The various aspects, embodiments, implementations or features of the described embodiments can be used separately or in any combination. Various aspects of the described embodiments can be implemented by software, hardware or a combination of hardware and software. The described embodiments can also be embodied as computer readable code on a computer readable medium for controlling manufacturing operations or as computer readable code on a computer readable medium for controlling a manufacturing line. The computer readable medium is any data storage device that can store data which can thereafter be read by a computer system. Examples of the computer readable medium include read-only memory, random-access memory, CD-ROMs, DVDs, magnetic tape, and optical data storage devices. The computer readable medium can also be distributed over network-coupled computer systems so that the computer readable code is stored and executed in a distributed fashion.

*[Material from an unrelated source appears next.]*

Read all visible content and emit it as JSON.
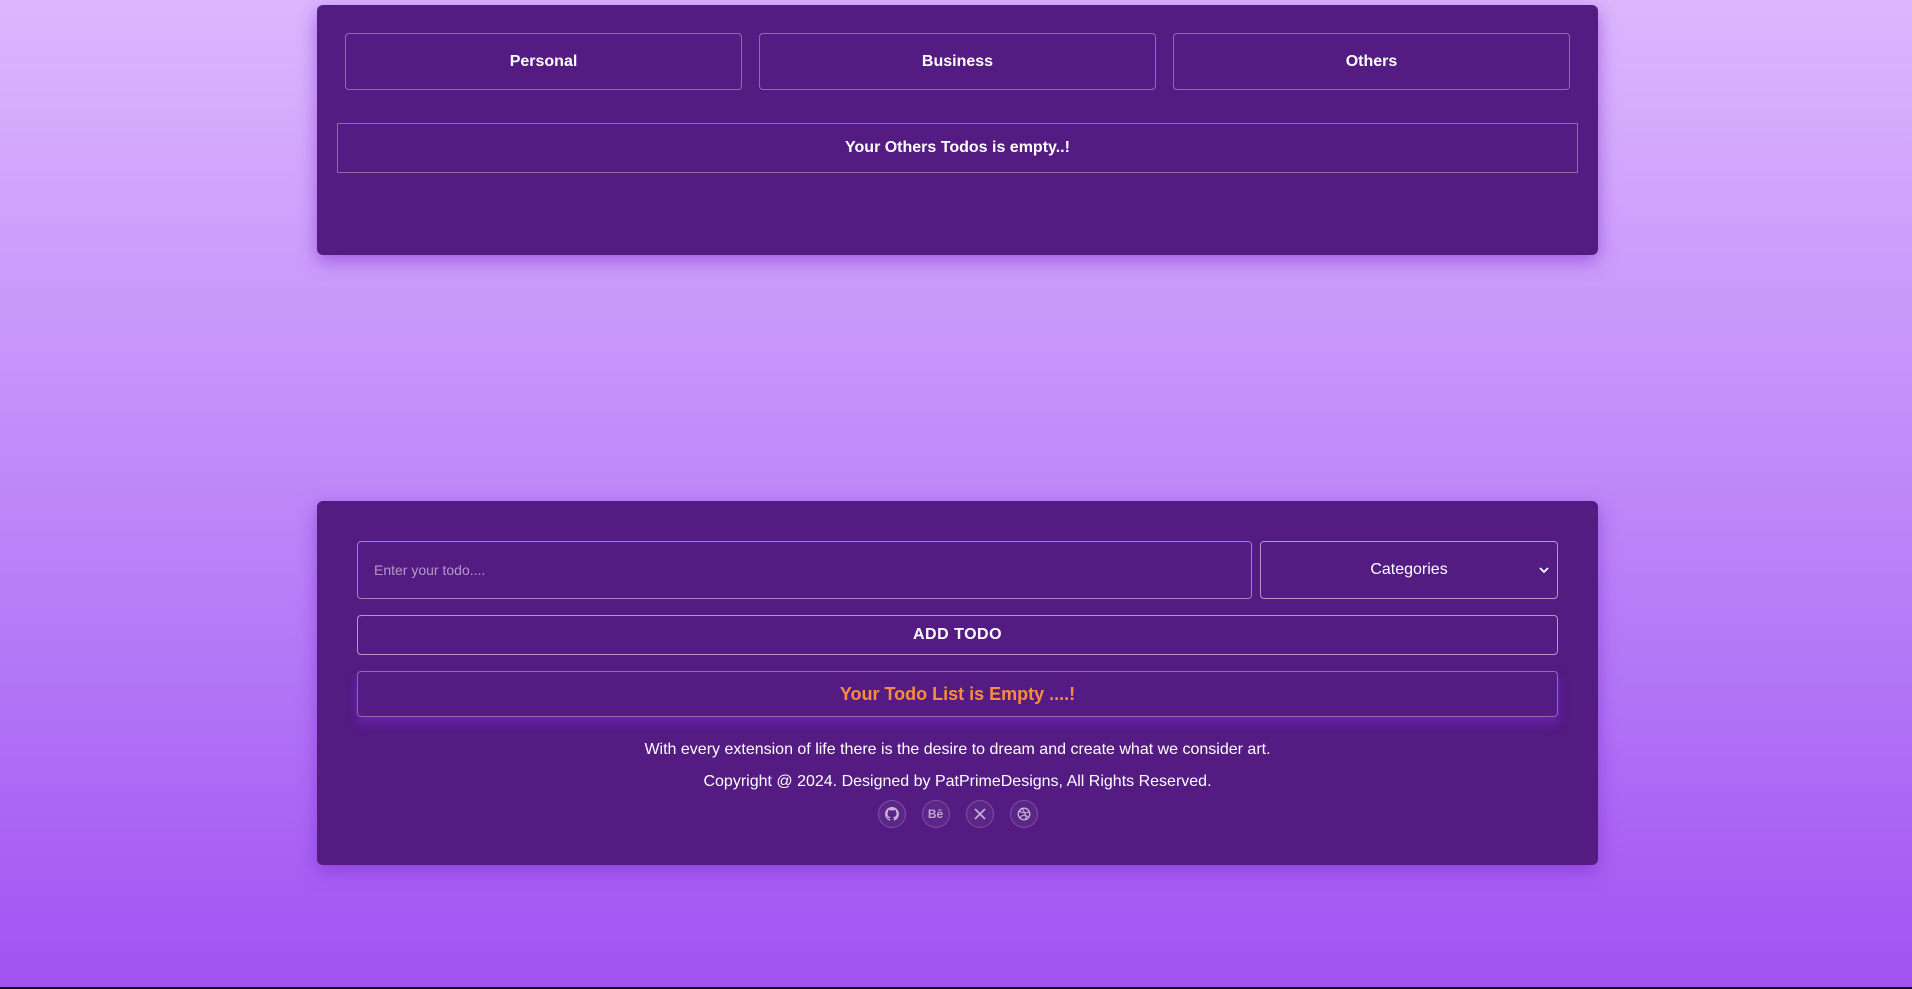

The foregoing description, for purposes of explanation, used specific nomenclature to provide a thorough understanding of the described embodiments. However, it will be apparent to one skilled in the art that the specific details are not required in order to practice the described embodiments. Thus, the foregoing descriptions of specific embodiments are presented for purposes of illustration and description. They are not intended to be exhaustive or to limit the described embodiments to the precise forms disclosed. It will be apparent to one of ordinary skill in the art that many modifications and variations are possible in view of the above teachings.